so-called "big five" personality traits is that of "openness." It's the least
well understood of the five but it seems to reflect a person's mental ability
for comprehensive and objective thinking and a keenness for a variety of
experiences. Close-mindedness, narrow-mindedness, and myopia would seem to
reflect the opposites. Consider President Lyndon Johnson, for instance. I think
he was either an ignoramus about or downplayed the past history of
All people deal in one way or another with circumstances, some of their own making. Circumstances usually involve temptations and pressures. I call those circumstances "badvantages" because they give advantages to bad behavior.

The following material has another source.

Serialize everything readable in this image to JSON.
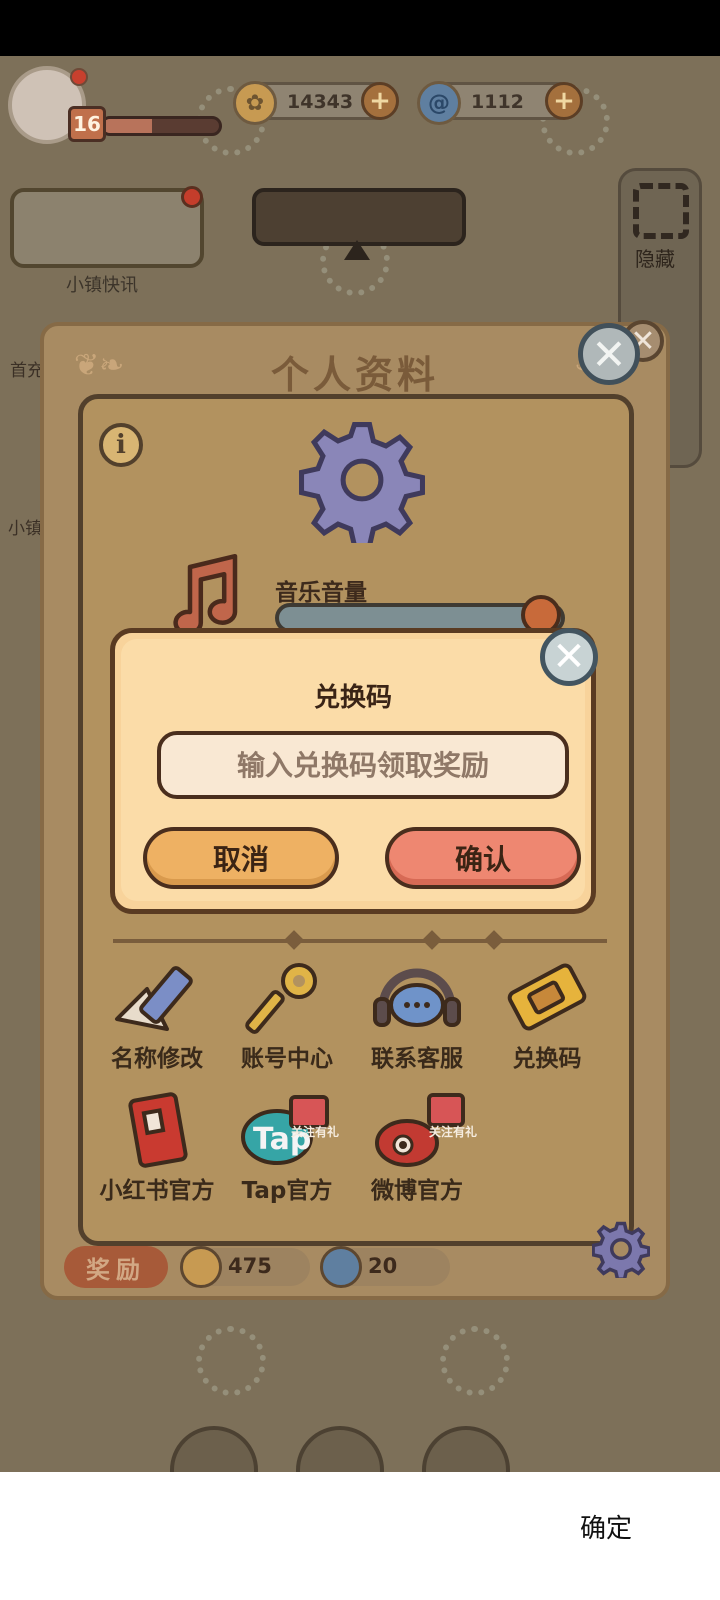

U.S. presidents, like CEOs, are bombarded by them, most especially by occupying a seductive position, by presiding over the best or worst of times, by a warfare culture, by upside down incentives, by global enticements, and overall by the powerful corpocracy, the collusion between corporate interests and corruptible officials in all three branches of the government.
1. Seductive position. History is replete with
characters seduced by the powerful positions they held. Power is readily
available to be exploited and abused. The
2. Best or worse of times. The best of times, which
stokes greed, tends to bring out the worst in human nature just as the worst of
times, which stokes need, tends to do the same. Fortune 500 companies, for
instance, tend to get into legal trouble more often when times are good. In the
3. Warfare culture. The triumvirate is adept at creating and sustaining a culture in which continuous military interventions are accepted and expected. Besides relying on spreading lies (e.g., WMDs), half truths and propaganda through corporate-controlled mainstream media, on infiltration into the educational system at all levels, and on entertainment (e.g., war movies) the triumvirate has mastered the art of what we psychologists call "operant conditioning," continuously pairing a negative or less favorable item with a more favorable one until the former becomes more like the latter. That explains, for example, why basketball fans will without reservation watch a game played on an aircraft carrier.
4. Upside Down Incentives. CEOs
5. Global enticements. Globalization is the
contemporary euphemism for imperialism. The globe is one giant opportunity for
market expansion, resource exploitation and political manipulation. The
prospect of installing or protecting dictatorships in the pretext of spreading
and defending freedom is just too much of a temptation for CEOs and
6. The powerful corpocracy. The first five circumstantial factors are all part and parcel of this sixth one, the powerful corpocracy. It took me about 10 years to study and then write a book about what the corpocracy is, what it does, and how it can be ended and democracy reclaimed. A U.S. president is a member of the corpocracy and is influenced by it, especially when it comes to making decisions about military interventions.
A murder happens when someone is killed intentionally. A surrogate is someone acting on the behalf of someone else. If you accept these definitions, does it not follow that the making and selling of murderous weapons and the authorization by agents at the highest levels of government of the use of those weapons is a form of surrogate murder? And if men, women and children not targeted for killing but killed as part of the "collateral damage," is that not a form of involuntary homicide or manslaughter?
Is any war just?